- _ACTIVITY_
Each record below needs to be retyped exactly.

(Entries from a dataset of interfaces)
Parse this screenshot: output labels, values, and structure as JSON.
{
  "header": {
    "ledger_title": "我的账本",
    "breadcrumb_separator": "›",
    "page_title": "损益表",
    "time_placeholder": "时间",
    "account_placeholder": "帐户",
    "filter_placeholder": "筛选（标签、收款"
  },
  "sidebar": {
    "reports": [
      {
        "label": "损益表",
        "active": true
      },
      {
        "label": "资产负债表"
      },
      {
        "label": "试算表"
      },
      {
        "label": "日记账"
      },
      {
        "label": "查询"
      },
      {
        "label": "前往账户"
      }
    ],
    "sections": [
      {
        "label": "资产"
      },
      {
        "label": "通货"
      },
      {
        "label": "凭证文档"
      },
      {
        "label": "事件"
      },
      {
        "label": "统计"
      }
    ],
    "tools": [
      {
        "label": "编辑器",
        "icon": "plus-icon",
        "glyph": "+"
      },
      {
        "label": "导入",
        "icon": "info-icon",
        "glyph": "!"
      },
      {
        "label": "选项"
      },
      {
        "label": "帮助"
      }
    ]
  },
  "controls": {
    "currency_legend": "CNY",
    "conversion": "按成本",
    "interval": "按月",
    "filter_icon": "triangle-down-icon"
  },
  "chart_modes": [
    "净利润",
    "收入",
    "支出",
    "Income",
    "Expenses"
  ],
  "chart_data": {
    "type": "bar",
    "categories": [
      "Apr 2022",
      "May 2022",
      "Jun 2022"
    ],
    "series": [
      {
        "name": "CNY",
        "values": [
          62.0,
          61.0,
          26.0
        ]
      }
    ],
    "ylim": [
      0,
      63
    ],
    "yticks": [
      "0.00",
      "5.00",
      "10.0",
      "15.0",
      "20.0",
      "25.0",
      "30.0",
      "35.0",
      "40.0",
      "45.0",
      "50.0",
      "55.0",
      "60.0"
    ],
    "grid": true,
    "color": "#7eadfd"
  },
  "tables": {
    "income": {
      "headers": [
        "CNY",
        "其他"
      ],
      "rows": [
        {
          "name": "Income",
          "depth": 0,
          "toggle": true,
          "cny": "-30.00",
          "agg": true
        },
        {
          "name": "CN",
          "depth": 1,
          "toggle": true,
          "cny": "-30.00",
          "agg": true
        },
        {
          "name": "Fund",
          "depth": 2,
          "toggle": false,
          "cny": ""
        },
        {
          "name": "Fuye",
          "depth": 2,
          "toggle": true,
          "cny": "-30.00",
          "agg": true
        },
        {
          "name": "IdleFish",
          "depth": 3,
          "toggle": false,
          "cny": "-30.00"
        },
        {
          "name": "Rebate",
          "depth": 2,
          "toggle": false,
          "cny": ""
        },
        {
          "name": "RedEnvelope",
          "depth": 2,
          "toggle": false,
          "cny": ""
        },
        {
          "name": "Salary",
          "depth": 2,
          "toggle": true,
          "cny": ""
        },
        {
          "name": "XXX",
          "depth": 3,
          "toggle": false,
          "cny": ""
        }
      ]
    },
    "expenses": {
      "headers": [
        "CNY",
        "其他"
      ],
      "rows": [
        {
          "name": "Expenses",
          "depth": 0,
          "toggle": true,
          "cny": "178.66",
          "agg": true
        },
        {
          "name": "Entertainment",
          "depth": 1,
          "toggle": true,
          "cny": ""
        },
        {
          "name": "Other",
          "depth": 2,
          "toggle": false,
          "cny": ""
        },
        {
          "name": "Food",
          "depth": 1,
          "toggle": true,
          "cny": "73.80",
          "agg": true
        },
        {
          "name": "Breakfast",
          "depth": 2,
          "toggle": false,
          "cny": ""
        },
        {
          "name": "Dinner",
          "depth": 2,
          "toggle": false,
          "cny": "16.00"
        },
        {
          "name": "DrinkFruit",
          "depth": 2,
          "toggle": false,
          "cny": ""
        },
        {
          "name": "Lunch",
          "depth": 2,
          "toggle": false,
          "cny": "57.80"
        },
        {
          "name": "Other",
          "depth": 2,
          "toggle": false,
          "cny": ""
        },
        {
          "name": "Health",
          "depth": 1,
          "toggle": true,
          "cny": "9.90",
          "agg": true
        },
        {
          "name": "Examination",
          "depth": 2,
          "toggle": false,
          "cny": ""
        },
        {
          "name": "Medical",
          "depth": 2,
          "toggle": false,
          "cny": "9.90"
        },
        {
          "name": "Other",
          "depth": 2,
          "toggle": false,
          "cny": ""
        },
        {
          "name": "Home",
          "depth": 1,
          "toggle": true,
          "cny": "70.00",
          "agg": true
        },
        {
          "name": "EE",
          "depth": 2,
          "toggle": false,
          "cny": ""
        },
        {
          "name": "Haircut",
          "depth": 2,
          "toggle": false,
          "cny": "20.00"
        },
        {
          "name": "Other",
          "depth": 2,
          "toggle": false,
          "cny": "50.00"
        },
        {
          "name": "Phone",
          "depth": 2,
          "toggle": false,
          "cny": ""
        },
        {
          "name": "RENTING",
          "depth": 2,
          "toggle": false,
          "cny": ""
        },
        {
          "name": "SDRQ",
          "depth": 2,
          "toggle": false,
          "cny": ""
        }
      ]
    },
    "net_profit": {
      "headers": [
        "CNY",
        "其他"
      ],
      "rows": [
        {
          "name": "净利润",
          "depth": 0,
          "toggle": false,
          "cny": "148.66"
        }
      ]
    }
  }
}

- _TASK RESPONSE_
Parse this screenshot: output labels, values, and structure as JSON.
{
  "header": {
    "ledger_title": "我的账本",
    "breadcrumb_separator": "›",
    "page_title": "损益表",
    "time_placeholder": "时间",
    "account_placeholder": "帐户",
    "filter_placeholder": "筛选（标签、收款"
  },
  "sidebar": {
    "reports": [
      {
        "label": "损益表",
        "active": true
      },
      {
        "label": "资产负债表"
      },
      {
        "label": "试算表"
      },
      {
        "label": "日记账"
      },
      {
        "label": "查询"
      },
      {
        "label": "前往账户"
      }
    ],
    "sections": [
      {
        "label": "资产"
      },
      {
        "label": "通货"
      },
      {
        "label": "凭证文档"
      },
      {
        "label": "事件"
      },
      {
        "label": "统计"
      }
    ],
    "tools": [
      {
        "label": "编辑器",
        "icon": "plus-icon",
        "glyph": "+"
      },
      {
        "label": "导入",
        "icon": "info-icon",
        "glyph": "!"
      },
      {
        "label": "选项"
      },
      {
        "label": "帮助"
      }
    ]
  },
  "controls": {
    "currency_legend": "CNY",
    "conversion": "按成本",
    "interval": "按月",
    "filter_icon": "triangle-down-icon"
  },
  "chart_modes": [
    "净利润",
    "收入",
    "支出",
    "Income",
    "Expenses"
  ],
  "chart_data": {
    "type": "bar",
    "categories": [
      "Apr 2022",
      "May 2022",
      "Jun 2022"
    ],
    "series": [
      {
        "name": "CNY",
        "values": [
          62.0,
          61.0,
          26.0
        ]
      }
    ],
    "ylim": [
      0,
      63
    ],
    "yticks": [
      "0.00",
      "5.00",
      "10.0",
      "15.0",
      "20.0",
      "25.0",
      "30.0",
      "35.0",
      "40.0",
      "45.0",
      "50.0",
      "55.0",
      "60.0"
    ],
    "grid": true,
    "color": "#7eadfd"
  },
  "tables": {
    "income": {
      "headers": [
        "CNY",
        "其他"
      ],
      "rows": [
        {
          "name": "Income",
          "depth": 0,
          "toggle": true,
          "cny": "-30.00",
          "agg": true
        },
        {
          "name": "CN",
          "depth": 1,
          "toggle": true,
          "cny": "-30.00",
          "agg": true
        },
        {
          "name": "Fund",
          "depth": 2,
          "toggle": false,
          "cny": ""
        },
        {
          "name": "Fuye",
          "depth": 2,
          "toggle": true,
          "cny": "-30.00",
          "agg": true
        },
        {
          "name": "IdleFish",
          "depth": 3,
          "toggle": false,
          "cny": "-30.00"
        },
        {
          "name": "Rebate",
          "depth": 2,
          "toggle": false,
          "cny": ""
        },
        {
          "name": "RedEnvelope",
          "depth": 2,
          "toggle": false,
          "cny": ""
        },
        {
          "name": "Salary",
          "depth": 2,
          "toggle": true,
          "cny": ""
        },
        {
          "name": "XXX",
          "depth": 3,
          "toggle": false,
          "cny": ""
        }
      ]
    },
    "expenses": {
      "headers": [
        "CNY",
        "其他"
      ],
      "rows": [
        {
          "name": "Expenses",
          "depth": 0,
          "toggle": true,
          "cny": "178.66",
          "agg": true
        },
        {
          "name": "Entertainment",
          "depth": 1,
          "toggle": true,
          "cny": ""
        },
        {
          "name": "Other",
          "depth": 2,
          "toggle": false,
          "cny": ""
        },
        {
          "name": "Food",
          "depth": 1,
          "toggle": true,
          "cny": "73.80",
          "agg": true
        },
        {
          "name": "Breakfast",
          "depth": 2,
          "toggle": false,
          "cny": ""
        },
        {
          "name": "Dinner",
          "depth": 2,
          "toggle": false,
          "cny": "16.00"
        },
        {
          "name": "DrinkFruit",
          "depth": 2,
          "toggle": false,
          "cny": ""
        },
        {
          "name": "Lunch",
          "depth": 2,
          "toggle": false,
          "cny": "57.80"
        },
        {
          "name": "Other",
          "depth": 2,
          "toggle": false,
          "cny": ""
        },
        {
          "name": "Health",
          "depth": 1,
          "toggle": true,
          "cny": "9.90",
          "agg": true
        },
        {
          "name": "Examination",
          "depth": 2,
          "toggle": false,
          "cny": ""
        },
        {
          "name": "Medical",
          "depth": 2,
          "toggle": false,
          "cny": "9.90"
        },
        {
          "name": "Other",
          "depth": 2,
          "toggle": false,
          "cny": ""
        },
        {
          "name": "Home",
          "depth": 1,
          "toggle": true,
          "cny": "70.00",
          "agg": true
        },
        {
          "name": "EE",
          "depth": 2,
          "toggle": false,
          "cny": ""
        },
        {
          "name": "Haircut",
          "depth": 2,
          "toggle": false,
          "cny": "20.00"
        },
        {
          "name": "Other",
          "depth": 2,
          "toggle": false,
          "cny": "50.00"
        },
        {
          "name": "Phone",
          "depth": 2,
          "toggle": false,
          "cny": ""
        },
        {
          "name": "RENTING",
          "depth": 2,
          "toggle": false,
          "cny": ""
        },
        {
          "name": "SDRQ",
          "depth": 2,
          "toggle": false,
          "cny": ""
        }
      ]
    },
    "net_profit": {
      "headers": [
        "CNY",
        "其他"
      ],
      "rows": [
        {
          "name": "净利润",
          "depth": 0,
          "toggle": false,
          "cny": "148.66"
        }
      ]
    }
  }
}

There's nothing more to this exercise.